Normally the words 'NASA' and 'crash' go about as well together as nuts and gum, but on this occasion we're relieved to say that crashing is all a part of the plan.

As part of its ongoing testing looking into how best to optimise emergency locator transmitters (ELTs), NASA is crashing planes on purpose to record how well the transmitters respond in different collison scenarios. In the event of a real-life plane crash, ELTs are often the first signal alerting rescue personnel that an aircraft has been downed, so they're a vital part of any immediate emergency response to save whatever lives possible.

Unfortunately, due to the severity of many aeroplane crashes, ELTs often don't work the way they're supposed to, as the devices themselves regularly become another casualty when aircraft impact with the ground. NASA's Langley Research Centre in Hampton, Virginia, is looking into ways this can be avoided, seeing how and when ELTs get damaged due to their placement in aircraft, and measuring how different kinds of landing surfaces affect crashes.

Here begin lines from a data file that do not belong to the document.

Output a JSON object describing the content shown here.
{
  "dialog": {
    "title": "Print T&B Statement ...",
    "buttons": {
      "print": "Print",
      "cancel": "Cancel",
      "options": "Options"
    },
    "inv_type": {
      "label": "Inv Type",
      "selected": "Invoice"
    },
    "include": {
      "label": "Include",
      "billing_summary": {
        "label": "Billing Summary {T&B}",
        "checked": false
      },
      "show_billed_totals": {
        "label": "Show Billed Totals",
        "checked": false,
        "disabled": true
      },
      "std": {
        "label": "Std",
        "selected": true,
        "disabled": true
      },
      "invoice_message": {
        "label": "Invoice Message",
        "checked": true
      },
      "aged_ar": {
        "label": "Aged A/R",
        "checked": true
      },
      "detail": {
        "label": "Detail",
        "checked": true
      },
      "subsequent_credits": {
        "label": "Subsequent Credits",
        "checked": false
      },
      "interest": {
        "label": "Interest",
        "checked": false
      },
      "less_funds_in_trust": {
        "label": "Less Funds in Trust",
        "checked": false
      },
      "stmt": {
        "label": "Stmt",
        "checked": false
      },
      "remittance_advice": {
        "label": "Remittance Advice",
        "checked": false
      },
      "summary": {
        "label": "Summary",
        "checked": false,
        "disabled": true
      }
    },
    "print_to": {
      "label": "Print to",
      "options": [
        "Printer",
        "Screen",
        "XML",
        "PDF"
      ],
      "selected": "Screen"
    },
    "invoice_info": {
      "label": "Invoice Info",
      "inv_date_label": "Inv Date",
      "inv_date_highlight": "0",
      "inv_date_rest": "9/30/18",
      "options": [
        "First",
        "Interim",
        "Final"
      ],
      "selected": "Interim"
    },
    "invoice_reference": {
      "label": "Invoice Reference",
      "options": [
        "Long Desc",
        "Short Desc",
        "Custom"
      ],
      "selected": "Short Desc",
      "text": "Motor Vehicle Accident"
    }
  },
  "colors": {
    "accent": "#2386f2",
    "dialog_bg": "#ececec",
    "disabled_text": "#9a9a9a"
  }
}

In this video, a Cessna 172 held aloft by cables plummets from a height of more than 30 metres into a thick bed of soil, with the collision occuring when the plane is travelling at nearly 90 kilometres per hour. A previous test earlier in the month sent the same aircraft into solid concrete rather than dirt.

While you might think the soil would provide a gentler landing, NASA says the opposite is the case. Concrete crashes encourage skidding along the surface, which dissipates energy, whereas dirt makes aircraft crashes end almost suddenly.

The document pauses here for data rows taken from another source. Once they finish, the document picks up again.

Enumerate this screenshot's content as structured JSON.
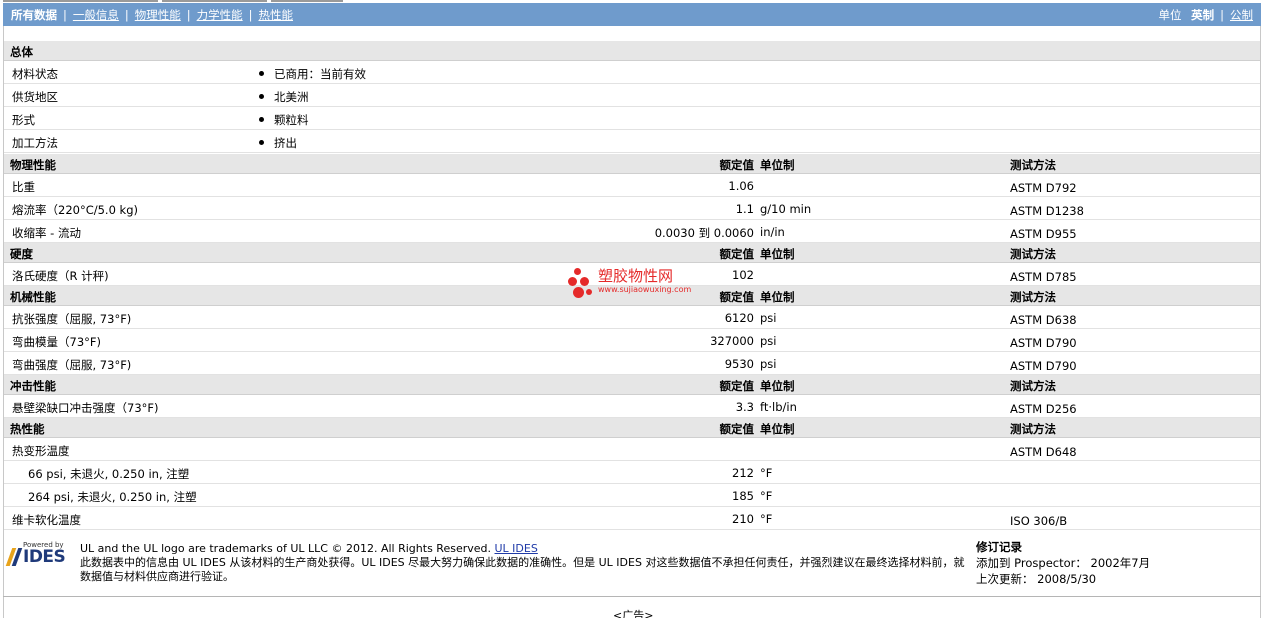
{
  "nav": {
    "tabs": [
      "所有数据",
      "一般信息",
      "物理性能",
      "力学性能",
      "热性能"
    ],
    "selected_index": 0,
    "units_label": "单位",
    "unit_english": "英制",
    "unit_metric": "公制"
  },
  "col_headers": {
    "value": "额定值",
    "unit": "单位制",
    "method": "测试方法"
  },
  "general": {
    "title": "总体",
    "rows": [
      {
        "name": "材料状态",
        "value": "已商用：当前有效"
      },
      {
        "name": "供货地区",
        "value": "北美洲"
      },
      {
        "name": "形式",
        "value": "颗粒料"
      },
      {
        "name": "加工方法",
        "value": "挤出"
      }
    ]
  },
  "physical": {
    "title": "物理性能",
    "rows": [
      {
        "name": "比重",
        "value": "1.06",
        "unit": "",
        "method": "ASTM D792"
      },
      {
        "name": "熔流率（220°C/5.0 kg)",
        "value": "1.1",
        "unit": "g/10 min",
        "method": "ASTM D1238"
      },
      {
        "name": "收缩率 - 流动",
        "value": "0.0030 到  0.0060",
        "unit": "in/in",
        "method": "ASTM D955"
      }
    ]
  },
  "hardness": {
    "title": "硬度",
    "rows": [
      {
        "name": "洛氏硬度（R 计秤)",
        "value": "102",
        "unit": "",
        "method": "ASTM D785"
      }
    ]
  },
  "mechanical": {
    "title": "机械性能",
    "rows": [
      {
        "name": "抗张强度（屈服, 73°F)",
        "value": "6120",
        "unit": "psi",
        "method": "ASTM D638"
      },
      {
        "name": "弯曲模量（73°F)",
        "value": "327000",
        "unit": "psi",
        "method": "ASTM D790"
      },
      {
        "name": "弯曲强度（屈服, 73°F)",
        "value": "9530",
        "unit": "psi",
        "method": "ASTM D790"
      }
    ]
  },
  "impact": {
    "title": "冲击性能",
    "rows": [
      {
        "name": "悬壁梁缺口冲击强度（73°F)",
        "value": "3.3",
        "unit": "ft·lb/in",
        "method": "ASTM D256"
      }
    ]
  },
  "thermal": {
    "title": "热性能",
    "rows": [
      {
        "name": "热变形温度",
        "value": "",
        "unit": "",
        "method": "ASTM D648"
      },
      {
        "name": "66 psi, 未退火, 0.250 in, 注塑",
        "value": "212",
        "unit": "°F",
        "method": ""
      },
      {
        "name": "264 psi, 未退火, 0.250 in, 注塑",
        "value": "185",
        "unit": "°F",
        "method": ""
      },
      {
        "name": "维卡软化温度",
        "value": "210",
        "unit": "°F",
        "method": "ISO 306/B"
      }
    ]
  },
  "watermark": {
    "title": "塑胶物性网",
    "url": "www.sujiaowuxing.com"
  },
  "footer": {
    "logo_powered": "Powered by",
    "logo_name": "IDES",
    "trademark": "UL and the UL logo are trademarks of UL LLC © 2012. All Rights Reserved.",
    "link": "UL IDES",
    "disclaimer": "此数据表中的信息由  UL IDES 从该材料的生产商处获得。UL IDES 尽最大努力确保此数据的准确性。但是  UL IDES 对这些数据值不承担任何责任，并强烈建议在最终选择材料前，就数据值与材料供应商进行验证。",
    "revision_title": "修订记录",
    "added_label": "添加到  Prospector：",
    "added_value": "2002年7月",
    "updated_label": "上次更新：",
    "updated_value": "2008/5/30"
  },
  "ad_label": "<广告>",
  "colors": {
    "nav_bg": "#6f9bcc",
    "header_bg": "#e6e6e6",
    "watermark": "#e52a2a",
    "ides_blue": "#1f3a7a"
  }
}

"It's actually worse," said Chad Stimson, a project manager with NASA's ELTs Survivability and Reliability research, in a press release. "[All] that force is absorbed by the airframe and the occupants. This was clearly more severe than the first test. No one would have walked away from this. They might be alive, but they'd need help right away. In that sense, it's the perfect search and rescue case."

NASA's crash-testing records 64 separate channels of data in each crash, with each collision captured from 40 different cameras, all to help researchers better understand the ideal positions to install ELTs. If aircraft designers can give the transmitters the best chance possible of surviving crashes, they in turn can help save the lives of people wounded when aeroplanes come down.

In this crash, the dummy Cessna has five separate functional ELTs, each of which are fully operational, giving them the ability to send data to satellites on impact.

"The cool thing is we're using the whole system," said Stimson. "We get real-time feedback from space… and we're getting first-of-its-kind data to help search and rescue get better outcomes."